Although there is little likelihood of any immediate post-election reform to the school inspection system, there are pressures for change. Lucy Hodges looks at the possibilities
OFSTED has been listening to its critics and is taking action to check on the quality of its inspections. Its methodology is currently being tested by research into the consistency of inspectors' judgments, a suggestion made by Professor Carol Fitz-Gibbon of Durham University and others.
Lessons are being observed simultaneously by two inspectors who evaluate and grade the lessons independently on separate observation forms. OFSTED is then analysing the inspectors' judgments to see how closely they concur.
In the autumn term 150 lessons were observed by a registered inspector and another team member or two team inspectors.
Another 60 lessons were observed in the spring term and a further 90 will be observed in the summer term. The spring and summer lessons will be observed by HMIs and other inspectors in pairs.
Chris Woodhead, the chief inspector, said the results of the exercise will eventually be published. They will be contained in an academic research paper which will be independently refereed.
In addition, as of January this year, some of the visits OFSTED makes to monitor inspections will be "drop-in" rather than arranged. As a courtesy, inspectors will let the head know one day in advance of an intended visit, which will not normally last more than two days.

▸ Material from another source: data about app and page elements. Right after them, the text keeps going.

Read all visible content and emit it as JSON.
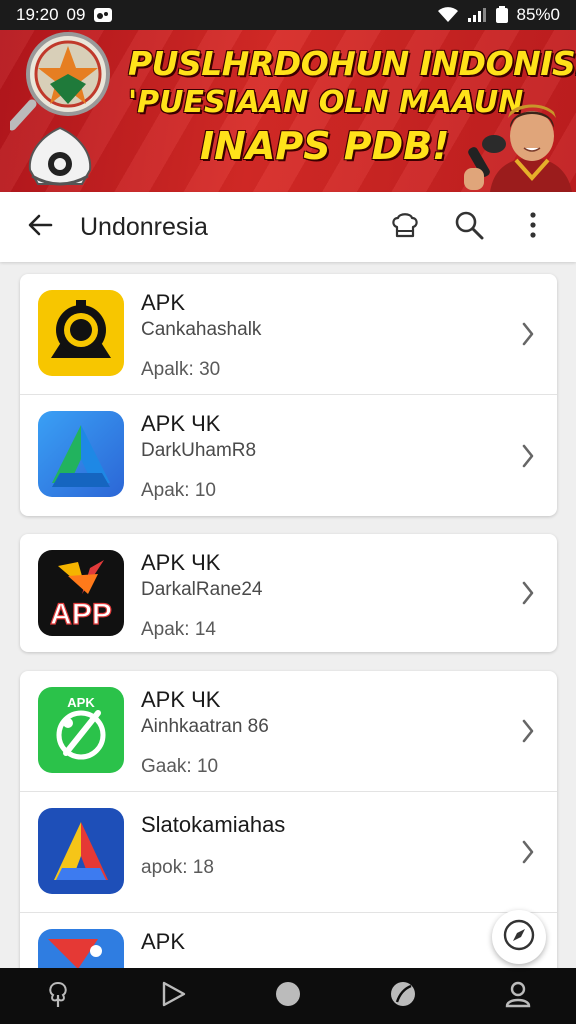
{
  "status_bar": {
    "time": "19:20",
    "left_text": "09",
    "battery": "85%0",
    "icons": [
      "cast-icon",
      "wifi-icon",
      "signal-icon",
      "battery-icon"
    ]
  },
  "banner": {
    "line1": "PUSLHRDOHUN INDONISIA",
    "line2": "'PUESIAAN OLN MAAUN",
    "line3": "INAPS PDB!"
  },
  "app_bar": {
    "title": "Undonresia",
    "icons": [
      "back-arrow-icon",
      "chef-hat-icon",
      "search-icon",
      "more-vert-icon"
    ]
  },
  "cards": [
    {
      "rows": [
        {
          "title": "APK",
          "subtitle": "Cankahashalk",
          "meta": "Apalk: 30",
          "icon": "yellow-wheel-app-icon"
        },
        {
          "title": "APK ЧK",
          "subtitle": "DarkUhamR8",
          "meta": "Apak: 10",
          "icon": "blue-green-a-app-icon"
        }
      ]
    },
    {
      "rows": [
        {
          "title": "APK ЧK",
          "subtitle": "DarkalRane24",
          "meta": "Apak: 14",
          "icon": "black-app-app-icon",
          "icon_text": "APP"
        }
      ]
    },
    {
      "rows": [
        {
          "title": "APK ЧK",
          "subtitle": "Ainhkaatran 86",
          "meta": "Gaak: 10",
          "icon": "green-apk-app-icon",
          "icon_text": "APK"
        },
        {
          "title": "Slatokamiahas",
          "subtitle": "",
          "meta": "apok: 18",
          "icon": "blue-a-app-icon"
        },
        {
          "title": "APK",
          "subtitle": "",
          "meta": "",
          "icon": "red-app-icon"
        }
      ]
    }
  ],
  "fab": {
    "icon": "compass-icon"
  },
  "bottom_nav": {
    "icons": [
      "tree-icon",
      "play-icon",
      "home-circle-icon",
      "leaf-icon",
      "profile-icon"
    ]
  },
  "colors": {
    "banner_red": "#d72a26",
    "banner_text": "#ffe21a",
    "background": "#efefef"
  }
}
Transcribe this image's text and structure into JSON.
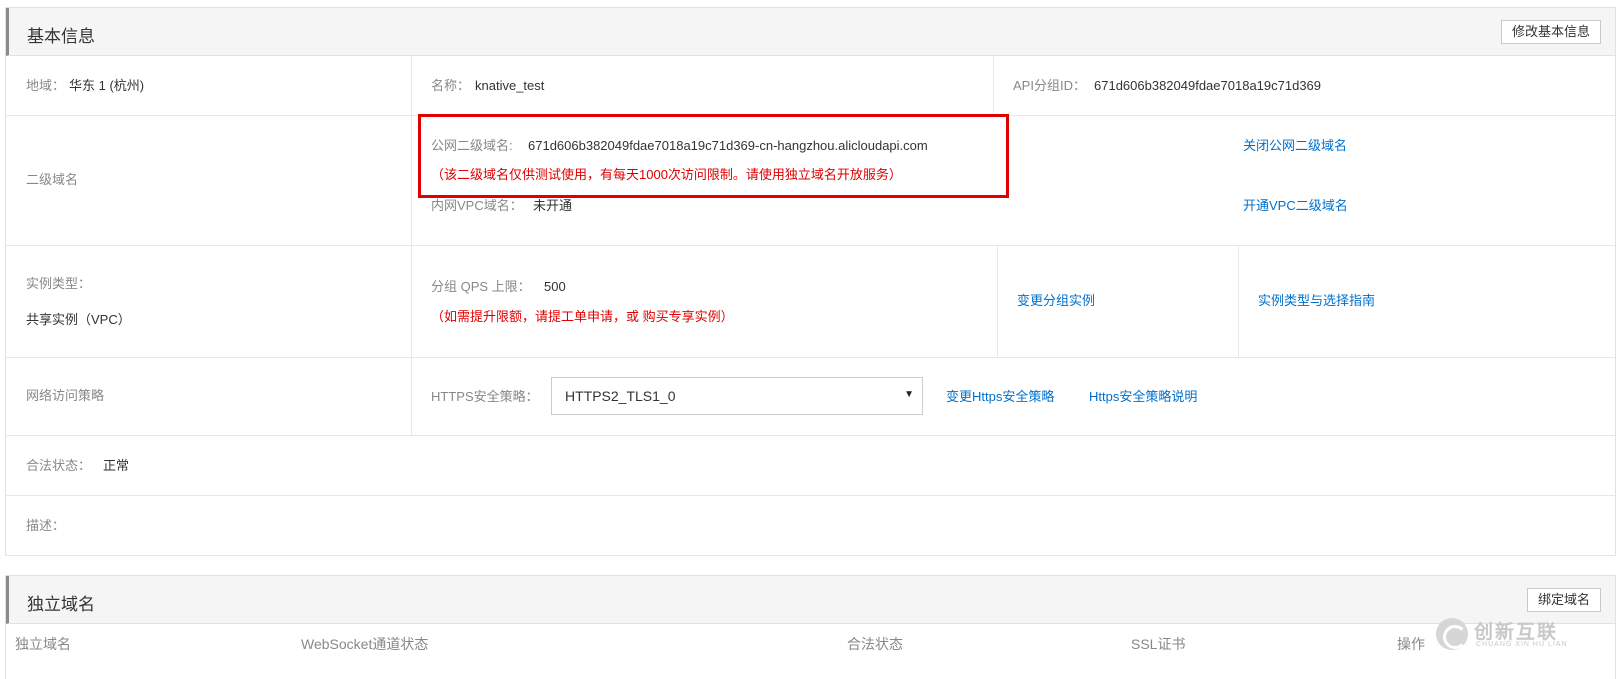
{
  "basic": {
    "title": "基本信息",
    "edit_button": "修改基本信息",
    "region_label": "地域：",
    "region_value": "华东 1 (杭州)",
    "name_label": "名称：",
    "name_value": "knative_test",
    "group_id_label": "API分组ID：",
    "group_id_value": "671d606b382049fdae7018a19c71d369",
    "subdomain_label": "二级域名",
    "public_subdomain_label": "公网二级域名:",
    "public_subdomain_value": "671d606b382049fdae7018a19c71d369-cn-hangzhou.alicloudapi.com",
    "subdomain_warning": "（该二级域名仅供测试使用，有每天1000次访问限制。请使用独立域名开放服务）",
    "vpc_subdomain_label": "内网VPC域名：",
    "vpc_subdomain_value": "未开通",
    "close_public_link": "关闭公网二级域名",
    "open_vpc_link": "开通VPC二级域名",
    "instance_type_label": "实例类型：",
    "instance_type_value": "共享实例（VPC）",
    "qps_label": "分组 QPS 上限：",
    "qps_value": "500",
    "qps_note": "（如需提升限额，请提工单申请，或 购买专享实例）",
    "change_instance_link": "变更分组实例",
    "instance_guide_link": "实例类型与选择指南",
    "network_policy_label": "网络访问策略",
    "https_policy_label": "HTTPS安全策略：",
    "https_policy_value": "HTTPS2_TLS1_0",
    "change_https_link": "变更Https安全策略",
    "https_doc_link": "Https安全策略说明",
    "legal_status_label": "合法状态：",
    "legal_status_value": "正常",
    "description_label": "描述："
  },
  "domains": {
    "title": "独立域名",
    "bind_button": "绑定域名",
    "columns": [
      "独立域名",
      "WebSocket通道状态",
      "合法状态",
      "SSL证书",
      "操作"
    ]
  },
  "watermark": {
    "text": "创新互联",
    "subtext": "CHUANG XIN HU LIAN"
  }
}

Asked whether the work of OFSTED itself should be evaluated by an outside body, Mr Woodhead said "no". "I think what we do is open to public, professional and lay scrutiny every day of the year," he explained.